| Problem to solve |
Repeat every line of the data exactly; the pictures stay out.

[[ Information given open ]]

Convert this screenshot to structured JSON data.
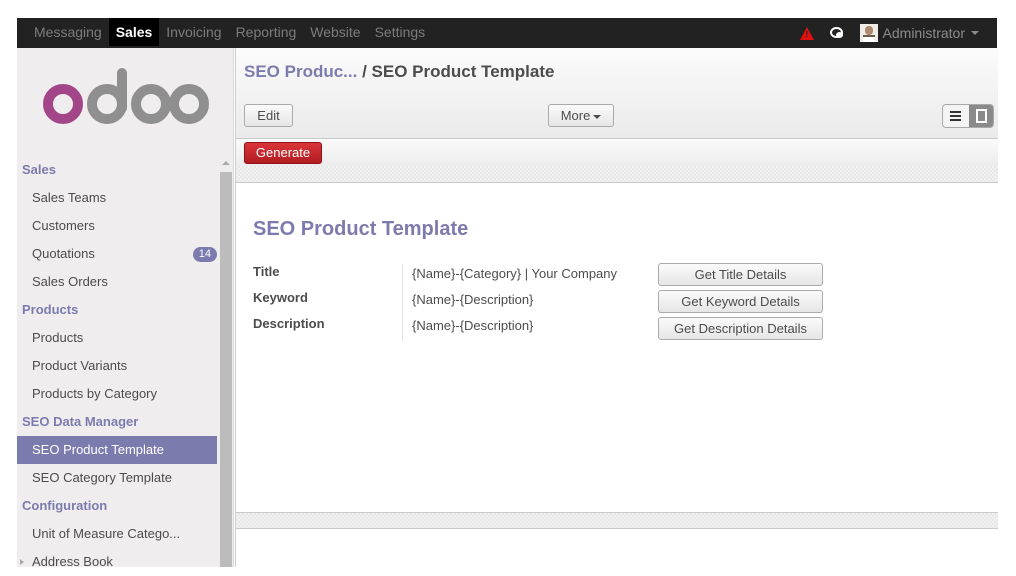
{
  "topbar": {
    "menu": [
      {
        "label": "Messaging",
        "active": false
      },
      {
        "label": "Sales",
        "active": true
      },
      {
        "label": "Invoicing",
        "active": false
      },
      {
        "label": "Reporting",
        "active": false
      },
      {
        "label": "Website",
        "active": false
      },
      {
        "label": "Settings",
        "active": false
      }
    ],
    "alert_glyph": "!",
    "user": "Administrator"
  },
  "sidebar": {
    "logo": "odoo",
    "sections": [
      {
        "header": "Sales",
        "items": [
          {
            "label": "Sales Teams"
          },
          {
            "label": "Customers"
          },
          {
            "label": "Quotations",
            "badge": "14"
          },
          {
            "label": "Sales Orders"
          }
        ]
      },
      {
        "header": "Products",
        "items": [
          {
            "label": "Products"
          },
          {
            "label": "Product Variants"
          },
          {
            "label": "Products by Category"
          }
        ]
      },
      {
        "header": "SEO Data Manager",
        "items": [
          {
            "label": "SEO Product Template",
            "active": true
          },
          {
            "label": "SEO Category Template"
          }
        ]
      },
      {
        "header": "Configuration",
        "items": [
          {
            "label": "Unit of Measure Catego..."
          },
          {
            "label": "Address Book",
            "expandable": true
          }
        ]
      }
    ]
  },
  "control_panel": {
    "breadcrumb_parent": "SEO Produc...",
    "breadcrumb_sep": " / ",
    "breadcrumb_current": "SEO Product Template",
    "edit_label": "Edit",
    "more_label": "More"
  },
  "statusbar": {
    "generate_label": "Generate"
  },
  "form": {
    "title": "SEO Product Template",
    "fields": [
      {
        "label": "Title",
        "value": "{Name}-{Category} | Your Company",
        "button": "Get Title Details"
      },
      {
        "label": "Keyword",
        "value": "{Name}-{Description}",
        "button": "Get Keyword Details"
      },
      {
        "label": "Description",
        "value": "{Name}-{Description}",
        "button": "Get Description Details"
      }
    ]
  },
  "colors": {
    "brand": "#7c7bad",
    "logo_accent": "#a24689",
    "logo_grey": "#8f8f8f",
    "primary_button": "#c42127",
    "topbar": "#222222"
  }
}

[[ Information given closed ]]

| Output for this task |
Convert this screenshot to structured JSON data.
{
  "topbar": {
    "menu": [
      {
        "label": "Messaging",
        "active": false
      },
      {
        "label": "Sales",
        "active": true
      },
      {
        "label": "Invoicing",
        "active": false
      },
      {
        "label": "Reporting",
        "active": false
      },
      {
        "label": "Website",
        "active": false
      },
      {
        "label": "Settings",
        "active": false
      }
    ],
    "alert_glyph": "!",
    "user": "Administrator"
  },
  "sidebar": {
    "logo": "odoo",
    "sections": [
      {
        "header": "Sales",
        "items": [
          {
            "label": "Sales Teams"
          },
          {
            "label": "Customers"
          },
          {
            "label": "Quotations",
            "badge": "14"
          },
          {
            "label": "Sales Orders"
          }
        ]
      },
      {
        "header": "Products",
        "items": [
          {
            "label": "Products"
          },
          {
            "label": "Product Variants"
          },
          {
            "label": "Products by Category"
          }
        ]
      },
      {
        "header": "SEO Data Manager",
        "items": [
          {
            "label": "SEO Product Template",
            "active": true
          },
          {
            "label": "SEO Category Template"
          }
        ]
      },
      {
        "header": "Configuration",
        "items": [
          {
            "label": "Unit of Measure Catego..."
          },
          {
            "label": "Address Book",
            "expandable": true
          }
        ]
      }
    ]
  },
  "control_panel": {
    "breadcrumb_parent": "SEO Produc...",
    "breadcrumb_sep": " / ",
    "breadcrumb_current": "SEO Product Template",
    "edit_label": "Edit",
    "more_label": "More"
  },
  "statusbar": {
    "generate_label": "Generate"
  },
  "form": {
    "title": "SEO Product Template",
    "fields": [
      {
        "label": "Title",
        "value": "{Name}-{Category} | Your Company",
        "button": "Get Title Details"
      },
      {
        "label": "Keyword",
        "value": "{Name}-{Description}",
        "button": "Get Keyword Details"
      },
      {
        "label": "Description",
        "value": "{Name}-{Description}",
        "button": "Get Description Details"
      }
    ]
  },
  "colors": {
    "brand": "#7c7bad",
    "logo_accent": "#a24689",
    "logo_grey": "#8f8f8f",
    "primary_button": "#c42127",
    "topbar": "#222222"
  }
}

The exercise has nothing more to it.